Every athlete knows the exhilaration of good fitness, the effortlessness of peak performance. Unfortunately, to be an avid exerciser is to also experience the exquisite torture of a sports-related injury. For example, the yearly incidence rate for running injuries varies between 37 and 56%, with about 50-75% attributable to overuse (i.e., constant repetition of the same movement). Collegiate sports injuries, shown in the graph at right as injury rate per 1000 athlete exposures in games or practices, are also an unfortunate byproduct of the competitive environment necessary to succeed athletically at a top level.

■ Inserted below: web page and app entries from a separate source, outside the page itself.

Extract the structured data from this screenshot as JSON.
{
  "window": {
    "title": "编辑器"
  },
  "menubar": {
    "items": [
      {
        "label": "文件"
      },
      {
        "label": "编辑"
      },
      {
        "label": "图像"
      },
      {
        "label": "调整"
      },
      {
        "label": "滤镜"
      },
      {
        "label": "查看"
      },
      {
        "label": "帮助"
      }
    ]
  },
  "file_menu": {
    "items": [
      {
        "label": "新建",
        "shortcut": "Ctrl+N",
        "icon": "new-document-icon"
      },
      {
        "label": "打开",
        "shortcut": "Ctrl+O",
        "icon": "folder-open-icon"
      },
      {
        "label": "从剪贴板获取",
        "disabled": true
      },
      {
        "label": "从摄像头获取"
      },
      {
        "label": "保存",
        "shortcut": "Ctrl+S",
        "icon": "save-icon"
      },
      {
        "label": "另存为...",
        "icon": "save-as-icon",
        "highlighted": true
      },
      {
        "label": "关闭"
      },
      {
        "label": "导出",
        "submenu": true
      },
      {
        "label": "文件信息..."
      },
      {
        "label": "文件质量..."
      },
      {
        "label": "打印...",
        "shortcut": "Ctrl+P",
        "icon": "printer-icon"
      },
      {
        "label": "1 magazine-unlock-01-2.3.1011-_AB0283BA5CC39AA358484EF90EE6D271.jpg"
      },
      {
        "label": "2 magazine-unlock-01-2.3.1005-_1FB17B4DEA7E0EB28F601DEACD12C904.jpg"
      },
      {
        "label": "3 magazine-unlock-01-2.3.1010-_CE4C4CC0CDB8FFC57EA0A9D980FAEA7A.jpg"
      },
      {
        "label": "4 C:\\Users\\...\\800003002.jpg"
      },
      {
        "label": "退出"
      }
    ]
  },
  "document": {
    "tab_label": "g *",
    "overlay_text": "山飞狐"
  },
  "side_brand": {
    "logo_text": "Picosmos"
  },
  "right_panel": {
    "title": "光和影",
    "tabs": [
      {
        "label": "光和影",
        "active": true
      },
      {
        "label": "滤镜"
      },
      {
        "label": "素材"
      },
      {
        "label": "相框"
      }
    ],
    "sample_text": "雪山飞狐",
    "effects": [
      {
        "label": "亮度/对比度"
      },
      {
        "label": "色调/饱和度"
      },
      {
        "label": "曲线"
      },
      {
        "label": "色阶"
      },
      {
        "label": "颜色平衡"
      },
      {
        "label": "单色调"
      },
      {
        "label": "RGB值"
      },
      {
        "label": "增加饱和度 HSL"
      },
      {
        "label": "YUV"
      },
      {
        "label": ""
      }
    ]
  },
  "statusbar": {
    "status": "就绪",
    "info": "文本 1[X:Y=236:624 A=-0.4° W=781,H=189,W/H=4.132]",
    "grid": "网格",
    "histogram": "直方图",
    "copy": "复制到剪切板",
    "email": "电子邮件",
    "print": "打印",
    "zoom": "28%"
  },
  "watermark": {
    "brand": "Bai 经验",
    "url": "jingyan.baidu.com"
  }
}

Although there are established guidelines for preventing athletic injuries, the likelihood remains high that most physically active individuals will experience injury over their athletic lifetime. Why? Well, the average adult human has 206 bones and over 230 joints, making human movement extremely complex. To gain an appreciation of just how complicated and intricate motion can be, look at these photographs from Etienne Jules-Marey. Jules-Marey was a French scientist who utilized a novel chronophotographic gun (which could take 12 consecutive frames a second recorded on the same picture) to capture some of the first precise images documenting the series of movements underlying human locomotion.It has been well-documented that one of the biggest challenges of a sports injury is the psychological trauma experienced by the individual. The typical athlete moves through varying degrees of grief, denial, anxiety and depression before accepting the inevitability of the injury and initiating rehabilitation and recovery. Thus, gaining an appreciation of the complexity of human movement– to marvel at locomotion and understand the great potential for injury–is perhaps a useful perspective with which to help physically active individuals frame their mindset about exercise and injury. They are two sides to the wonderful intricacy of a human body in motion.
Here’s the link to a few more pictures by Jules-Marey.